▶ **TASK STATEMENT**: Every line of the records that holds the word "iPhones" should be copied out.

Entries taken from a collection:
—————

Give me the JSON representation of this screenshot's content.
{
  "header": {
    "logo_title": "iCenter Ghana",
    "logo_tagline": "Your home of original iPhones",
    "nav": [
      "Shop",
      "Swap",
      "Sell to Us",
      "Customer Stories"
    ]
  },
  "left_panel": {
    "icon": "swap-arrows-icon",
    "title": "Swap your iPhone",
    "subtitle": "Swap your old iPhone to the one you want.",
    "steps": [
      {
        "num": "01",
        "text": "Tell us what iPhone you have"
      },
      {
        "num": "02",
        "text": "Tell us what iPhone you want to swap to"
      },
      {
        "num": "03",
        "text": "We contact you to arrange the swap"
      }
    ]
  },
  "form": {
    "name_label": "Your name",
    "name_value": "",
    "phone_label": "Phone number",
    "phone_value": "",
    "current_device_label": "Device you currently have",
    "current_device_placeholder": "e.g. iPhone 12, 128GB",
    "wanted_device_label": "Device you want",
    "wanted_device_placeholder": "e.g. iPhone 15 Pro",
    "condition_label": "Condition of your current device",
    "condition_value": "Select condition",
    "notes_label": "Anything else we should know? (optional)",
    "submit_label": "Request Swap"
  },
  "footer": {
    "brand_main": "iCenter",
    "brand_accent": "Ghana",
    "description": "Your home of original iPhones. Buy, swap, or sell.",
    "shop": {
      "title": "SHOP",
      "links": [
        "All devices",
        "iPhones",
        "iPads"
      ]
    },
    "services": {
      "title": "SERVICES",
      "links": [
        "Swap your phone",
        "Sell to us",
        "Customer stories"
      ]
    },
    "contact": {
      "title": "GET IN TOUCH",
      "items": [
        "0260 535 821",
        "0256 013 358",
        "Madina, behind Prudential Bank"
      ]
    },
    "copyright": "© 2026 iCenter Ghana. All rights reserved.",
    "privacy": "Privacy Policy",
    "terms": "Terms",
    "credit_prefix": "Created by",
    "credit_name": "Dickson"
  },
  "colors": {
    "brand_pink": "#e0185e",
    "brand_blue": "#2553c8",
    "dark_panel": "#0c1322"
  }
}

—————

▶ **RESULT**:
    "logo_tagline": "Your home of original iPhones",
    "description": "Your home of original iPhones. Buy, swap, or sell.",
        "iPhones",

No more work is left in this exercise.